Allison Rowe


Mapping the Coast
Project by Allison Rowe
Photography by Larissa Issler

Mapping the Coast was a public performance and sculpture that sought to mark where sea level will be when the ocean increases due to global warming. Taking my topographic cues from the land, I employed yarn to delineate the projected coastline that will result from two meters of sea level increase. I was interested in interacting directly with the people I met Port-au-Prince and spent several months prior to my departure studying Kreyol. While mapping the coast, I spoke to the people I met about their perspectives of the weather, weather disasters and other related issues. I did not at any time attempt to relay information about the concept of global warming and always framed all conversations by telling people I was visiting Haiti as an artist and that my activity was an artwork.

It is important to talk about global warming in the context of Haiti because the effects of this temperature shift are going to be felt very severely there.  But given that there are so many more immediate threats to human life, like lack of food, clean water, shelter and opportunity, it also seems pointless to talk about global warming in Haiti.  Discussing an abstract unpredictable threat that will likely not take place for years almost feels absurd.

When global warming begins to effect the planet’s weather systems more dramatically, Haiti will be hit with numerous natural disasters; mudslides, hurricanes and extensive flooding due to rising sea levels. Much of the trauma that occurred during the aftermath of the earthquake (death, injury, mourning, loss) will be repeated during these events. The people who will bear the brunt of these disasters are the most impoverished citizens of Port-au-Prince who live along the coast. As global warming weather events unfold, it is these people, who’ve never been in a plane or owned a car that will feel the wrath of global carbon emissions. If weather disasters are impacting Haiti, they will likely be occurring in many other places on our planet. It seems likely that in the face of global crisis a poor small nation will be quickly forgotten.

Though the people I met in Haiti are some of the most creative and resilient I’ve ever met, the earthquake has shown me that their lack of infrastructure means that that they will not be able to survive the catastrophic results of global warming.  For me this raises questions about responsibility. Since few Haitians have contributed to global warming and so much of the carbon filling the earth’s atmosphere comes from wealthy industrialized nations, it seems logical that those nations, which have caused this problem, are responsible for it. The question then becomes, how can the “1st world” rectify or alter the climate changes that we are creating before it is too late?


Public park


Man made beach near Carrefour


Conversation in Cite Soleil


A young boy plays with the string in Cite Soleil


Conversation in public park near Carrefour


Joined by many children who support the kicking of the string ball


Private Beach


Along Blvd La Saline with some of the young artists of the Grand Rue


A young boy jumps over the string outside of Carrefour


Conversation with a soccer player taking a break from his game


An older woman explains a communities response to weather disasters

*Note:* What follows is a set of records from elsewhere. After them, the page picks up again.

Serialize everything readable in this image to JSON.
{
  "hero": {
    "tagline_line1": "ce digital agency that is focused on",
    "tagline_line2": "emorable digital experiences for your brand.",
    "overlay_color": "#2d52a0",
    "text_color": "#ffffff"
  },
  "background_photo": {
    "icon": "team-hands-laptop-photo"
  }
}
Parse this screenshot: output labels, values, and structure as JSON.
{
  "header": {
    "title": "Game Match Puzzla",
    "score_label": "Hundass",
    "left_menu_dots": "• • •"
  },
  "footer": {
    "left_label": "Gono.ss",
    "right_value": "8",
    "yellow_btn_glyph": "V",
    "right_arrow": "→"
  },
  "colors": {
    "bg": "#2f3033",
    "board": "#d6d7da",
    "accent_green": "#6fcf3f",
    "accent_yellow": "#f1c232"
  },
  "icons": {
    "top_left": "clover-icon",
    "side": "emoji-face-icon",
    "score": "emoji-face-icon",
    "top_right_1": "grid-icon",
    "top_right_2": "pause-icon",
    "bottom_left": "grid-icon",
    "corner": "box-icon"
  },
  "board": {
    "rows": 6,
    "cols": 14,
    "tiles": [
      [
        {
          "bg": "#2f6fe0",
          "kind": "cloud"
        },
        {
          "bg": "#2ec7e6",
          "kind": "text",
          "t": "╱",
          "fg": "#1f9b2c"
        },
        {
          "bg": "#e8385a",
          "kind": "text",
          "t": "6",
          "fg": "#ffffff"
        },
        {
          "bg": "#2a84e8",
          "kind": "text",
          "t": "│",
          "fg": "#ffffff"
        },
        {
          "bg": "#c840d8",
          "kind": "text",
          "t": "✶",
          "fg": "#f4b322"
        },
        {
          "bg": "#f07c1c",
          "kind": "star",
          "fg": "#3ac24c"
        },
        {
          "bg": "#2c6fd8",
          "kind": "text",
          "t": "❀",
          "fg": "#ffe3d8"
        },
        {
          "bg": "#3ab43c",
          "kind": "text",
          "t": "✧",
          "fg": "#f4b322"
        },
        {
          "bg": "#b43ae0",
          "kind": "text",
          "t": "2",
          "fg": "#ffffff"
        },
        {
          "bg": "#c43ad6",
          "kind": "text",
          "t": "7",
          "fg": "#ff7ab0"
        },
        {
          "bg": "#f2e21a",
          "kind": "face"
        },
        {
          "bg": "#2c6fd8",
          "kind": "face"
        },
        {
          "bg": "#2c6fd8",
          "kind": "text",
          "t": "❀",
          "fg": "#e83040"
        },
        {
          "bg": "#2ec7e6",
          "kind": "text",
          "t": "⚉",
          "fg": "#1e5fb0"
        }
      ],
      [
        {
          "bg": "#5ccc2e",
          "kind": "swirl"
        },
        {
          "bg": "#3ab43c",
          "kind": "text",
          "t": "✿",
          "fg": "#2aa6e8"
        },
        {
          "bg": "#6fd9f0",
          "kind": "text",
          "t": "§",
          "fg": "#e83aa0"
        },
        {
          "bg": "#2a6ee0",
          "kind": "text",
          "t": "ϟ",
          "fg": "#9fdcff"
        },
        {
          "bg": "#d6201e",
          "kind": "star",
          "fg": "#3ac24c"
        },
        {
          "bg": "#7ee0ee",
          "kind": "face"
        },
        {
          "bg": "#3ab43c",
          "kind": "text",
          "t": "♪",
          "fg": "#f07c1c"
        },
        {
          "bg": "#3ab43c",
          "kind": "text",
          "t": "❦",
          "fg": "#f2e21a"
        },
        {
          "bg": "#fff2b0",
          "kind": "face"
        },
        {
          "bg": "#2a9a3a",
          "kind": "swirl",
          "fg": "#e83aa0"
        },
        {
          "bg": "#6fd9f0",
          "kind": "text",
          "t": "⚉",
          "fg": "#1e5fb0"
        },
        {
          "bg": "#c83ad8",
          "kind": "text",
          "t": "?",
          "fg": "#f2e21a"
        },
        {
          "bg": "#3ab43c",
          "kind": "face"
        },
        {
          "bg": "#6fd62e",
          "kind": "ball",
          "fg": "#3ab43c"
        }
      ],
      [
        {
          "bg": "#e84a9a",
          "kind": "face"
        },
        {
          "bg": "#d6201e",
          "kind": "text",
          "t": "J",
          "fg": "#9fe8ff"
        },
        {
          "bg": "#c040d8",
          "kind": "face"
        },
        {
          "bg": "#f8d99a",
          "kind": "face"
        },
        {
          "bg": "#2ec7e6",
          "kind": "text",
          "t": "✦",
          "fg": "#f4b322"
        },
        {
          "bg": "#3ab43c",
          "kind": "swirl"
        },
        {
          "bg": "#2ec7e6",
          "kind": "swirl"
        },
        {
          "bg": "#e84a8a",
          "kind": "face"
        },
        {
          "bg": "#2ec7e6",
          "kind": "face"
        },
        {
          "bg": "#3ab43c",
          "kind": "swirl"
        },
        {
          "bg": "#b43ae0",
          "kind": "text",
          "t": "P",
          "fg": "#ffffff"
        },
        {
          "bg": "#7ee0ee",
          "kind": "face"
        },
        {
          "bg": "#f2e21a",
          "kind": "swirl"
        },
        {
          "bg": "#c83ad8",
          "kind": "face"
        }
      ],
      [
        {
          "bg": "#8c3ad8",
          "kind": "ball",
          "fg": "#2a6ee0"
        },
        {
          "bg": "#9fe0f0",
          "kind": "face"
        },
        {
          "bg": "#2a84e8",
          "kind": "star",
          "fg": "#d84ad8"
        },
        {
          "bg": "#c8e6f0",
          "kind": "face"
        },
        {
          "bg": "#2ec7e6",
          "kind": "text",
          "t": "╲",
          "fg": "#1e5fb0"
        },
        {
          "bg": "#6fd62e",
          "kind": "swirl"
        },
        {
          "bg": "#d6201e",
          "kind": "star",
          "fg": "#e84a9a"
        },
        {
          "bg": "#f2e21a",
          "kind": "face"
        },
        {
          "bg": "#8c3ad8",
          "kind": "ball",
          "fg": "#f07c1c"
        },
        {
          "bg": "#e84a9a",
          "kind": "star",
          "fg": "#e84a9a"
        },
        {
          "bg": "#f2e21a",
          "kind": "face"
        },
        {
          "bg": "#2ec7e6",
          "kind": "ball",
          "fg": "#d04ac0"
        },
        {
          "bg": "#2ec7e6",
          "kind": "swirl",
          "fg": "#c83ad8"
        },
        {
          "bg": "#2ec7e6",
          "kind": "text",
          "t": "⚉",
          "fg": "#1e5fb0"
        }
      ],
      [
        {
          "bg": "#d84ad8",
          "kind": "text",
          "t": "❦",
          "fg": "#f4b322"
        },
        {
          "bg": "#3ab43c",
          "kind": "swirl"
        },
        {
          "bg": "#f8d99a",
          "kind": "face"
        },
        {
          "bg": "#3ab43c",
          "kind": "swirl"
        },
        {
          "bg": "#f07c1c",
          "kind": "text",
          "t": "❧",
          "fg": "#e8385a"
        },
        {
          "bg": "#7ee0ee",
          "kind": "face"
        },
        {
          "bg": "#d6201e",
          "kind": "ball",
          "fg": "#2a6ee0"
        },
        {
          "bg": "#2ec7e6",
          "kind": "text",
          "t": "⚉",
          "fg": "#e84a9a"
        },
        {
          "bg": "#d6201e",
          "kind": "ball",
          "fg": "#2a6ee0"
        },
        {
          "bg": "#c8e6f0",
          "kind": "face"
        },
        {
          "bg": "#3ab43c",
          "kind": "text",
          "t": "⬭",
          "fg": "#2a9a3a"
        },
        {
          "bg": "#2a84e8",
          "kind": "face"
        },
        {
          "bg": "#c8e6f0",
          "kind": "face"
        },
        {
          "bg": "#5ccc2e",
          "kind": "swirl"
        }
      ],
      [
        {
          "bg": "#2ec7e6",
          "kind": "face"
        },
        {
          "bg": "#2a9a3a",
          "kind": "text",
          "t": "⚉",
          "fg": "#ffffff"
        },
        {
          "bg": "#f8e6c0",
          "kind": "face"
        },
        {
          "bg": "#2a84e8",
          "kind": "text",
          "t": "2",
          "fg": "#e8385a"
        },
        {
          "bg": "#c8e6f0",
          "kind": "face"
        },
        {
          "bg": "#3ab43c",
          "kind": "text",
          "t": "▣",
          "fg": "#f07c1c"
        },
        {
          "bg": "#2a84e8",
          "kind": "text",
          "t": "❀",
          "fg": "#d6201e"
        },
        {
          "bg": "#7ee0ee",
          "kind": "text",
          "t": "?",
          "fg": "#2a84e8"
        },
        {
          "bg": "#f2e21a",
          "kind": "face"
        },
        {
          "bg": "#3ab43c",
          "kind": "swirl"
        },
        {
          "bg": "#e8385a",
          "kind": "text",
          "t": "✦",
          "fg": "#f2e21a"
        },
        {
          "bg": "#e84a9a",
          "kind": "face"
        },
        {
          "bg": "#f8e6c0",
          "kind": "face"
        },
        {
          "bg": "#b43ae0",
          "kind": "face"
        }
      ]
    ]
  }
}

New acquaintances and the artists from Grand Rue converse about weather and the politics of the harbour


Children eager to help join in unrolling the string


Young boys playing with string they have recovered from the ground

Graffiti on Blvd La Saline